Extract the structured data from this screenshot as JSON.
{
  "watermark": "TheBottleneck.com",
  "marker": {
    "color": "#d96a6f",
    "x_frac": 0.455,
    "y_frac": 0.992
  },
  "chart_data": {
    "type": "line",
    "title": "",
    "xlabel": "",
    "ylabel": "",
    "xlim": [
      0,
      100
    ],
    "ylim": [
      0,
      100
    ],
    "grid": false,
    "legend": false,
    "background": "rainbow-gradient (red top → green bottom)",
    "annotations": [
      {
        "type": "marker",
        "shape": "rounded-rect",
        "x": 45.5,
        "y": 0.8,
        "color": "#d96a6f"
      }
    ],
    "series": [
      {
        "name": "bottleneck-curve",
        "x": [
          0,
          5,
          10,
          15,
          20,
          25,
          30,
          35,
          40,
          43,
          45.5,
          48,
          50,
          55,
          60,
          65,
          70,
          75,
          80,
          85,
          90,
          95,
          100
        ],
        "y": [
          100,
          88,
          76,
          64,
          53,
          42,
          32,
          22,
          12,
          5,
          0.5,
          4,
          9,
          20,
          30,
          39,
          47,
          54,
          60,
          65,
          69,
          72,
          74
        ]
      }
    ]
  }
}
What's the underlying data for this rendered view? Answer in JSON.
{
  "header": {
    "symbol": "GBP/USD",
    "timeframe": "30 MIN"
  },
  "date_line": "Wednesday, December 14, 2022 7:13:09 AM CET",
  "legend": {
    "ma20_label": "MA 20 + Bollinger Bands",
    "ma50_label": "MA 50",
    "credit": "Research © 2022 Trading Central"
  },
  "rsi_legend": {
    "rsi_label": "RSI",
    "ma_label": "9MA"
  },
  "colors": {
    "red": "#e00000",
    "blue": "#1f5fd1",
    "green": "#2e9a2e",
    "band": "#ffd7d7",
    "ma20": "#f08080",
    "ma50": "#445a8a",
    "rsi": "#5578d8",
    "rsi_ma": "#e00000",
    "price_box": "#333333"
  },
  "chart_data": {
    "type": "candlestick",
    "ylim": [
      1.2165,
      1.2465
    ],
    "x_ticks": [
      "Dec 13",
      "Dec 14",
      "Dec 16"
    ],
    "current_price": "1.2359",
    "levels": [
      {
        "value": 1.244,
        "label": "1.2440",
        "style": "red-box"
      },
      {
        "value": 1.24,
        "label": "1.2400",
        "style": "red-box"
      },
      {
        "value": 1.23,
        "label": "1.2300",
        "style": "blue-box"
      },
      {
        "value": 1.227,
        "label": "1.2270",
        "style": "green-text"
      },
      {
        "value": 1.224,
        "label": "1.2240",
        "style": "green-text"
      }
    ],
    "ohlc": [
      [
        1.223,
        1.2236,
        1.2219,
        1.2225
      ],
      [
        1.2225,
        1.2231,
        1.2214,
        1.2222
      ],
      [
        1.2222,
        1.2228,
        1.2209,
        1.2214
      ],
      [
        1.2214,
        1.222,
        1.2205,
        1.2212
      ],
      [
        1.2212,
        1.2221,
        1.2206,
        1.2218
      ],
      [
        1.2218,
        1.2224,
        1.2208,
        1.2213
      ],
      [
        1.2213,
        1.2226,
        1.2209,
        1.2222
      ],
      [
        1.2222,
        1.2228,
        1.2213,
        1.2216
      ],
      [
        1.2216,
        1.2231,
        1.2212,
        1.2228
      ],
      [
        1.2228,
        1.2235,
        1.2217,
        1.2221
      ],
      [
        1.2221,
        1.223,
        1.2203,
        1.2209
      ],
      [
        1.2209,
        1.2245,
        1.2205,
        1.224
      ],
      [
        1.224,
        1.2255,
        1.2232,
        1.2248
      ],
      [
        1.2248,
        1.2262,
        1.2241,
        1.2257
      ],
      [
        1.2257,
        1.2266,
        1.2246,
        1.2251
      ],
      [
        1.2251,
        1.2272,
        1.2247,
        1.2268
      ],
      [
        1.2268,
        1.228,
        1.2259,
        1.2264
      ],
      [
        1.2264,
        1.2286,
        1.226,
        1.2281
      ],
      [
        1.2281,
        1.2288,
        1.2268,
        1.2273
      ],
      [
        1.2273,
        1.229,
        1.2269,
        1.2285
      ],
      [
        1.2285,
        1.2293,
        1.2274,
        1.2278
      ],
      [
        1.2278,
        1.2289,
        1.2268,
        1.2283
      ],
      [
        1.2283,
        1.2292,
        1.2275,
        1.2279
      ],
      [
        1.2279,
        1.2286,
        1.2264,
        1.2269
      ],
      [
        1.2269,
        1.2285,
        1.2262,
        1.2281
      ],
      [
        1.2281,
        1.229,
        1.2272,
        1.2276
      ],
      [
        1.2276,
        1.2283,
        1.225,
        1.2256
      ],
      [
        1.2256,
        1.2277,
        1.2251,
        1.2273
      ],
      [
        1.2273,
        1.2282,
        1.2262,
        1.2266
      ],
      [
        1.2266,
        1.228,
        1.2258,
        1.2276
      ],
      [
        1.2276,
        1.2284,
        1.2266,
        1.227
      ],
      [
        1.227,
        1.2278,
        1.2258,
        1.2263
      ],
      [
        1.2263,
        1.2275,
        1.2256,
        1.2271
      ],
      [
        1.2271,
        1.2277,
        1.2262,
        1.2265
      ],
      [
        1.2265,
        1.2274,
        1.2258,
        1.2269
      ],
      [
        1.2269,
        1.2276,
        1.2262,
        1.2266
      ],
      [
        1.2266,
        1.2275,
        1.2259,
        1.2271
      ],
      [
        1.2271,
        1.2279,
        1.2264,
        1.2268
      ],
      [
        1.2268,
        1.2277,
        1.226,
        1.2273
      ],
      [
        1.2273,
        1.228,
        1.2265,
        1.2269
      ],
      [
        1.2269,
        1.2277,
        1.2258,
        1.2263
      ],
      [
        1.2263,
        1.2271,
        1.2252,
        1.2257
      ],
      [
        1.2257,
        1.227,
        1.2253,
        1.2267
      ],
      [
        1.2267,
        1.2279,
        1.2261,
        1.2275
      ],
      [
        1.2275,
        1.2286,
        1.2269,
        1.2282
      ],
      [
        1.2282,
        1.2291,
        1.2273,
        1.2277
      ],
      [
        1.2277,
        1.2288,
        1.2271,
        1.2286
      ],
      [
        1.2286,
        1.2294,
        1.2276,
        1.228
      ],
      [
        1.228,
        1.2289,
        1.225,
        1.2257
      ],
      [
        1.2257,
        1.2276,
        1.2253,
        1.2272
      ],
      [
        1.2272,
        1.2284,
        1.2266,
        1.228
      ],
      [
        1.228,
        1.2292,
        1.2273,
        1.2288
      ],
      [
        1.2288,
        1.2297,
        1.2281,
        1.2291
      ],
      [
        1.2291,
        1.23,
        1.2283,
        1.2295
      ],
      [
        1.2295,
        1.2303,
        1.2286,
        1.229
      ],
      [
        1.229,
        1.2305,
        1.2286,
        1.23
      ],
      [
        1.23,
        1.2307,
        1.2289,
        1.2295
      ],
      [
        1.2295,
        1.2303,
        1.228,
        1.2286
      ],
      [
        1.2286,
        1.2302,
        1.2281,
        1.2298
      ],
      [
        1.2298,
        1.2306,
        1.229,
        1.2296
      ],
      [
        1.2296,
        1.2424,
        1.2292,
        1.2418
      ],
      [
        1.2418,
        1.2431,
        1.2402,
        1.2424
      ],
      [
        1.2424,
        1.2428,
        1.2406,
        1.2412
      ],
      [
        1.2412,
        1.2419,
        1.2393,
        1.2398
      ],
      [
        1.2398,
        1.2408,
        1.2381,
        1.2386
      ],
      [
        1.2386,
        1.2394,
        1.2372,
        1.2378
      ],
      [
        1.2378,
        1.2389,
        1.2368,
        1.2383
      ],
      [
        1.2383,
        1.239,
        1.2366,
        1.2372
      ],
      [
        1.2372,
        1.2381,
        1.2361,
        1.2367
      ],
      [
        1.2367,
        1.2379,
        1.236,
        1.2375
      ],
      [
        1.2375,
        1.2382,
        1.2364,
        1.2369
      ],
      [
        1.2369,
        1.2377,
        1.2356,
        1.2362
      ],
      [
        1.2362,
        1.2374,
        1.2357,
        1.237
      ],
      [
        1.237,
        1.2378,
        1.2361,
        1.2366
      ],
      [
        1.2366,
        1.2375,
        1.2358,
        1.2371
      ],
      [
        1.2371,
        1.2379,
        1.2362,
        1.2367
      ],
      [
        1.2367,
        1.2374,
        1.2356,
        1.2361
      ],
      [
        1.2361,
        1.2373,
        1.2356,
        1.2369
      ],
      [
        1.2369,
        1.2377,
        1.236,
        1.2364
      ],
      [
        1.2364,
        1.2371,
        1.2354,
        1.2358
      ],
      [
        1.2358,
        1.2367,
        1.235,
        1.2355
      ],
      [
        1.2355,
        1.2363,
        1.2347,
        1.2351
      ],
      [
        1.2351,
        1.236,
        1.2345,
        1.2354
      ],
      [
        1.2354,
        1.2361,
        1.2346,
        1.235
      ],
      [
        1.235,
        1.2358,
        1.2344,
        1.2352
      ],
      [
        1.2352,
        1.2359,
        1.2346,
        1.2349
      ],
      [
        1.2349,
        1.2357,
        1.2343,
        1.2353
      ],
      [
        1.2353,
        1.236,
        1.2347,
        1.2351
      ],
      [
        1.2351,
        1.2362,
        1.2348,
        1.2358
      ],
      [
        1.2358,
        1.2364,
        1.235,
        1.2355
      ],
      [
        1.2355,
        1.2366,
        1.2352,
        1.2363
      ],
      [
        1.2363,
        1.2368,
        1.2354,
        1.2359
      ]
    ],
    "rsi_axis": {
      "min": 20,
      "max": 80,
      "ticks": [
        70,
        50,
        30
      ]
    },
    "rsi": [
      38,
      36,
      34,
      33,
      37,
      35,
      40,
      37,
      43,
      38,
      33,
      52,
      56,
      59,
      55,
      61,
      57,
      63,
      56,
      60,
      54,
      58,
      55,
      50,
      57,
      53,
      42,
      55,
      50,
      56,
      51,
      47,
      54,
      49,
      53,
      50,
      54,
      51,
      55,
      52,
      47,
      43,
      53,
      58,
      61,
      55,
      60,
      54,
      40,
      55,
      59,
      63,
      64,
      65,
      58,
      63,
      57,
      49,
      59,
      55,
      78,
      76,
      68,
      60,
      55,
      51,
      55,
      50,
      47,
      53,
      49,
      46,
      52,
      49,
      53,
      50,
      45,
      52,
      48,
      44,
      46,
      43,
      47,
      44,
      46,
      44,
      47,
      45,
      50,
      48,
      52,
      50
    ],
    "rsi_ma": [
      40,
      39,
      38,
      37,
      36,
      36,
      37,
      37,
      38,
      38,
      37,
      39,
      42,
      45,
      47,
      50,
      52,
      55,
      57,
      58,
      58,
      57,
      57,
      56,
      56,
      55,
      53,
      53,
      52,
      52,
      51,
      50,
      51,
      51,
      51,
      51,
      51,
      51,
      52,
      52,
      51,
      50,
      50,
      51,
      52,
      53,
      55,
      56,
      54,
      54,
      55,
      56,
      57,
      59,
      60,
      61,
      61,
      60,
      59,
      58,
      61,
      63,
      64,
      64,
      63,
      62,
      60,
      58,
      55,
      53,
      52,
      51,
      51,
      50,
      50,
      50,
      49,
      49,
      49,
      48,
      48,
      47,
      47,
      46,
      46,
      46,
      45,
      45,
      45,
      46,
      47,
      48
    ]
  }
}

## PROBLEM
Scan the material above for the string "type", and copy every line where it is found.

## OUTPUT OF THE TASK
    "type": "line",
        "type": "marker",
    "type": "candlestick",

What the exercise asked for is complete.